--- START ---
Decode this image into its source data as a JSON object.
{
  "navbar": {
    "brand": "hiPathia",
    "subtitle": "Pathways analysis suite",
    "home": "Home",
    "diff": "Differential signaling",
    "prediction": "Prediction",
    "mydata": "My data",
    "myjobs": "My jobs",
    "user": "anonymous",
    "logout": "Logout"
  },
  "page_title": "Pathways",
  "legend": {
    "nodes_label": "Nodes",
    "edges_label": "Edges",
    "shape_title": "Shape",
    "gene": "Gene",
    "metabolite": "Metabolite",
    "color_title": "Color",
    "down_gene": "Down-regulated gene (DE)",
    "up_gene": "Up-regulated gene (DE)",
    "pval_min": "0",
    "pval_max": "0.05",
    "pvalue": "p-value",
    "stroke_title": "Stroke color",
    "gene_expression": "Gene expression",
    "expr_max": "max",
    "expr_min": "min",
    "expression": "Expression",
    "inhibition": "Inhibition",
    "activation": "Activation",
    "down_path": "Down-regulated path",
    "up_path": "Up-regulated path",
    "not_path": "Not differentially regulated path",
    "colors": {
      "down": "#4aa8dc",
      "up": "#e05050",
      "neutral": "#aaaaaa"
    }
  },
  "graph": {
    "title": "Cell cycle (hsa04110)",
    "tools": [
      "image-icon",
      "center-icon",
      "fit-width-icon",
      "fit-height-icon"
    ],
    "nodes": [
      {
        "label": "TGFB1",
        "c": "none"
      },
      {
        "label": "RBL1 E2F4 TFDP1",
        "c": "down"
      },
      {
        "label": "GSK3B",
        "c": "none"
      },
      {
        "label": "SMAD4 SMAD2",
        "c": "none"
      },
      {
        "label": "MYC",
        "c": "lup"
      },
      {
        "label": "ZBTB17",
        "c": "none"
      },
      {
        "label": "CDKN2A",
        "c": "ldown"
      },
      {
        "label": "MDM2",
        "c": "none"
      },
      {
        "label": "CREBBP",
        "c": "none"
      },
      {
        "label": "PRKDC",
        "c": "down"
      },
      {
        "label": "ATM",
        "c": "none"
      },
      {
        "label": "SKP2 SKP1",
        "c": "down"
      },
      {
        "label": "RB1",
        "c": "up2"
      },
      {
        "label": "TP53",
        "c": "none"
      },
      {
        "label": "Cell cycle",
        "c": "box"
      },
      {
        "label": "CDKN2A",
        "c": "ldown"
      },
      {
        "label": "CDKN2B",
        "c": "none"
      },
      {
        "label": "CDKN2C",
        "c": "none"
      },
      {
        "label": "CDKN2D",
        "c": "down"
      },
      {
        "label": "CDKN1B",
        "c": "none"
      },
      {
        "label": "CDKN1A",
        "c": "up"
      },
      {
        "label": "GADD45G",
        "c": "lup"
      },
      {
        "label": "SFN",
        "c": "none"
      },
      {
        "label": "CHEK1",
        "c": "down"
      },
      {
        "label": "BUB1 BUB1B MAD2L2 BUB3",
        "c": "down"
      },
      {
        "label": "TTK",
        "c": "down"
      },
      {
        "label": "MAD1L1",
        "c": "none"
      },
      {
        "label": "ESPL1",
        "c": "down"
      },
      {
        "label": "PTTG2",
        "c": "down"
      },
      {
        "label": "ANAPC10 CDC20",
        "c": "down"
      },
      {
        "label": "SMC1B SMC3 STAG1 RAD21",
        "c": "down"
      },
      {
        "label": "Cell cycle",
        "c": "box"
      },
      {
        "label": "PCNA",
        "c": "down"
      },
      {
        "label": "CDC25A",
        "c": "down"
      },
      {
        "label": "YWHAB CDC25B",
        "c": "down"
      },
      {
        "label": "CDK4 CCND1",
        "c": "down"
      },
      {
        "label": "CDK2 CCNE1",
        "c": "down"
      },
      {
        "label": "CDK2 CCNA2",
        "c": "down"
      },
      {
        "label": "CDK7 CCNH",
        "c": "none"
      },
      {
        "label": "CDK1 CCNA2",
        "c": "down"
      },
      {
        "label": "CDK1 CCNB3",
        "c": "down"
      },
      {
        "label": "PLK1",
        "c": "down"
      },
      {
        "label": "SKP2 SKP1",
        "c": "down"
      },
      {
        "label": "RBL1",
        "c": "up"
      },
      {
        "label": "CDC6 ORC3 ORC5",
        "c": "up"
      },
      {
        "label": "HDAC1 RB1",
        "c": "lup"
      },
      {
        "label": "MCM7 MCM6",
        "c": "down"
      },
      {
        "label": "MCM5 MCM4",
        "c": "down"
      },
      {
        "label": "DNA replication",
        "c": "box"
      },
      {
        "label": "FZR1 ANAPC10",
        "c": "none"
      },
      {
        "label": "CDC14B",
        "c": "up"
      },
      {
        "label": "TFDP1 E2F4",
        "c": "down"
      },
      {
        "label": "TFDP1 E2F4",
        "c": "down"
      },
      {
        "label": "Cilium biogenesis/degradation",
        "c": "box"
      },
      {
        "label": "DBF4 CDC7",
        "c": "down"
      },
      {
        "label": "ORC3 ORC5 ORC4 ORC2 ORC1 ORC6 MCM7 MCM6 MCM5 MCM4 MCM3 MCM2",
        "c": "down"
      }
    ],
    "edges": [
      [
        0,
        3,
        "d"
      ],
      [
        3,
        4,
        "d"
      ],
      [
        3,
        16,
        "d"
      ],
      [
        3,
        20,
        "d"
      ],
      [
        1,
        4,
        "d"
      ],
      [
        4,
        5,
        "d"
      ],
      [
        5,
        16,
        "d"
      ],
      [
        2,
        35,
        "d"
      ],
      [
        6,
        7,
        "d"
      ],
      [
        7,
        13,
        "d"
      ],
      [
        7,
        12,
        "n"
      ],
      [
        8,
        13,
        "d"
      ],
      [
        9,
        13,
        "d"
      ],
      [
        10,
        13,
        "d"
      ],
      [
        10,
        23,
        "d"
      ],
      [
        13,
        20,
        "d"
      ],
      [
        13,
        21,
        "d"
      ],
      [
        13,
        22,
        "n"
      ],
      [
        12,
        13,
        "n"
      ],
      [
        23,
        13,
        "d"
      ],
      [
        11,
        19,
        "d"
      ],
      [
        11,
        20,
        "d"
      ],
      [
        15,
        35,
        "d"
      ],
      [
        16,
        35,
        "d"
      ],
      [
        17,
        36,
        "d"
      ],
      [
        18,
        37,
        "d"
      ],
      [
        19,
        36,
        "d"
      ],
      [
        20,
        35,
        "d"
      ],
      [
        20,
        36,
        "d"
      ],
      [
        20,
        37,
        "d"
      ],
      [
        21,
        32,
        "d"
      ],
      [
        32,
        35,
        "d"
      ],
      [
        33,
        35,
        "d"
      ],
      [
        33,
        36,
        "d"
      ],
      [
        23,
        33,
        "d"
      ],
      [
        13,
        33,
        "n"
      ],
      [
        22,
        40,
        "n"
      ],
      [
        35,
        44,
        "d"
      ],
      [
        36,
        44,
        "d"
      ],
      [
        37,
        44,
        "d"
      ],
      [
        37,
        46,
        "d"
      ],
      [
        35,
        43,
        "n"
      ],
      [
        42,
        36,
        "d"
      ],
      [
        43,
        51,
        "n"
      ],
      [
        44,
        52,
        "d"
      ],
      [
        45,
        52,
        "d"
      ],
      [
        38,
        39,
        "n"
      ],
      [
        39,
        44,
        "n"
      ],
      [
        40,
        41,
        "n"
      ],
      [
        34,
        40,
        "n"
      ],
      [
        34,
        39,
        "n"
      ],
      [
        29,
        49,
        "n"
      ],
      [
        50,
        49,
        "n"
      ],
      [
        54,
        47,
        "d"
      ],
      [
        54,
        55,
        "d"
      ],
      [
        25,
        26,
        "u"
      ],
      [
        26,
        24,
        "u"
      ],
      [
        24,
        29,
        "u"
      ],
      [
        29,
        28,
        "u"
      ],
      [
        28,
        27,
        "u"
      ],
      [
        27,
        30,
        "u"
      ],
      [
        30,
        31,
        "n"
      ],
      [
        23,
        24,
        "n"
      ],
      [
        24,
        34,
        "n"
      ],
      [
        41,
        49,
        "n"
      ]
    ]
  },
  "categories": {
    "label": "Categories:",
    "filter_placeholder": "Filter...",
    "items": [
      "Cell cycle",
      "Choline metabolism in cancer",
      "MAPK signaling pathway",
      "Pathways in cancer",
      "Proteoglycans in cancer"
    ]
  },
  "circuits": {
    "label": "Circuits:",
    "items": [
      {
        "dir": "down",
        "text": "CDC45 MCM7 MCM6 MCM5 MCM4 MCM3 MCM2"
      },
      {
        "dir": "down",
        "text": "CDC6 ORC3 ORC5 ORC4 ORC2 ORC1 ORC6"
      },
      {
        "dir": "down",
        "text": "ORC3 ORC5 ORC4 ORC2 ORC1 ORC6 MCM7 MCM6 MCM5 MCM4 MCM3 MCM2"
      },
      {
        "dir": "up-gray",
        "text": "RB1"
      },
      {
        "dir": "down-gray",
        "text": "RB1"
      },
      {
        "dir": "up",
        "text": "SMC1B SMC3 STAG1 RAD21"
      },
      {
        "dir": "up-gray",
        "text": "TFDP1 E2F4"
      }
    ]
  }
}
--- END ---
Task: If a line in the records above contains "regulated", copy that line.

Exercise response:
    "down_gene": "Down-regulated gene (DE)",
    "up_gene": "Up-regulated gene (DE)",
    "down_path": "Down-regulated path",
    "up_path": "Up-regulated path",
    "not_path": "Not differentially regulated path",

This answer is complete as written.